The Sun of the Day, Volume 1, Number 9, January 1874


Shams al-nahār (The sun of the day) is the earliest printed periodical published in Afghanistan. The Afghan ruler Sher ʻAlī Khān (reigned 1863−66 and 1868−79) introduced the printing press to Afghanistan following a trip to India, where he appears to have been impressed by technological advances under the British Raj. At least three lithographic presses are known to have been operating in Kabul during the second period of Sher ʻAlī Khān’s rule: the Shams al-nahār, the Murtaḍāwī, and the Muṣṭafawī. The first issues of Shams al-nahār were printed at the Murtaḍāwī press. The publication moved to the Shams al-nahār press by the seventh issue at the latest. The first page of Shams al-nahār contains an emblem with a circular medallion enclosing the name Shams al-nahār-i Kābul and flanked by two sword-wielding lions. The lions allude to Sher ʻAlī Khān. Sher denotes lion in Persian, and ʻAlī, the revered son-in-law of the Prophet Muhammad, is often denoted by the epithet Shīr-i Ḥaqq (Lion of God). The entire composition is framed by devotional verses asking God for success. The present copy is the ninth issue dating to the 7th of Dhū al-Ḥijja, 1290, or January 26, 1874. The beginning of the periodical contains directions for becoming a subscriber as well as a list of subscription rates, and an advertisement for a reference work in Arabic, Persian, English, and Urdu. The remainder of this issue contains more than a dozen short news entries, ranging in length from several lines to a few pages. The articles relate news from Afghanistan, but also from European colonial powers that were greatly involved with Afghan affairs, notably Great Britain and Russia. Included are several reports on the marriage of Russian princess Maria Alexandrovna to Prince Alfred of Great Britain, as well as an article on the landing of British forces on the Cape Coast of Africa during the Third Anglo-Ashanti War. Some of the articles are attributed to Indian news publications (Ṭilism-i ḥayrat, Sind News, and Mufarraḥ al-qulūb). A few items, appearing under the title “The Situation of Europe via the Electric Line,” are stories that were transmitted via telegraph.

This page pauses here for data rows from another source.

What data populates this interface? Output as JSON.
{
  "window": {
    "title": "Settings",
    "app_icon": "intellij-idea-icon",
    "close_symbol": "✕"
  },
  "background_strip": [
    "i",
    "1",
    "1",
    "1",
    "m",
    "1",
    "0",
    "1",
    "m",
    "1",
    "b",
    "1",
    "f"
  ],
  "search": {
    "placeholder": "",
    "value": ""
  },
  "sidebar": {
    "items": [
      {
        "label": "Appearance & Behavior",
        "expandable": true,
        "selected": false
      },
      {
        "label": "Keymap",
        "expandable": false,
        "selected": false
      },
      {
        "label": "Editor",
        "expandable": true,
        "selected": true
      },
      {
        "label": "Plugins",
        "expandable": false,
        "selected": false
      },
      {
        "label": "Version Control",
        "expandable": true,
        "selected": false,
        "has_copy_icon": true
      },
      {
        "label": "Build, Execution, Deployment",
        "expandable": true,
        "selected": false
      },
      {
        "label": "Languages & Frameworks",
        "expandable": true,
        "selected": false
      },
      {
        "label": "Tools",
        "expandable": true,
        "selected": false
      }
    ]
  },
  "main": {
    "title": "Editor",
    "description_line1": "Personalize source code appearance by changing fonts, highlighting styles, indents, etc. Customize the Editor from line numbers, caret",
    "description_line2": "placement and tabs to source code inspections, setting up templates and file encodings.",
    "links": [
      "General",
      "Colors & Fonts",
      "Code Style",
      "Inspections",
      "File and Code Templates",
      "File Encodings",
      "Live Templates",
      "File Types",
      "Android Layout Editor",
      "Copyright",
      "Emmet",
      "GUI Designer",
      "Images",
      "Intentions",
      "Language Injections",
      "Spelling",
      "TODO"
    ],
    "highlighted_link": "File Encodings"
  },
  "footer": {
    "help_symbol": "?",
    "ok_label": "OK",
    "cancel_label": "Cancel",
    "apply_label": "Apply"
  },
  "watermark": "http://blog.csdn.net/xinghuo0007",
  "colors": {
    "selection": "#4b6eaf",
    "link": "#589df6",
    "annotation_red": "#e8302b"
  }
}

News stories from Afghanistan include a report on a project to provide shelter to homeless persons in Kabul and on the death by exposure of an indigent Hazara woman.

Last updated: September 30, 2016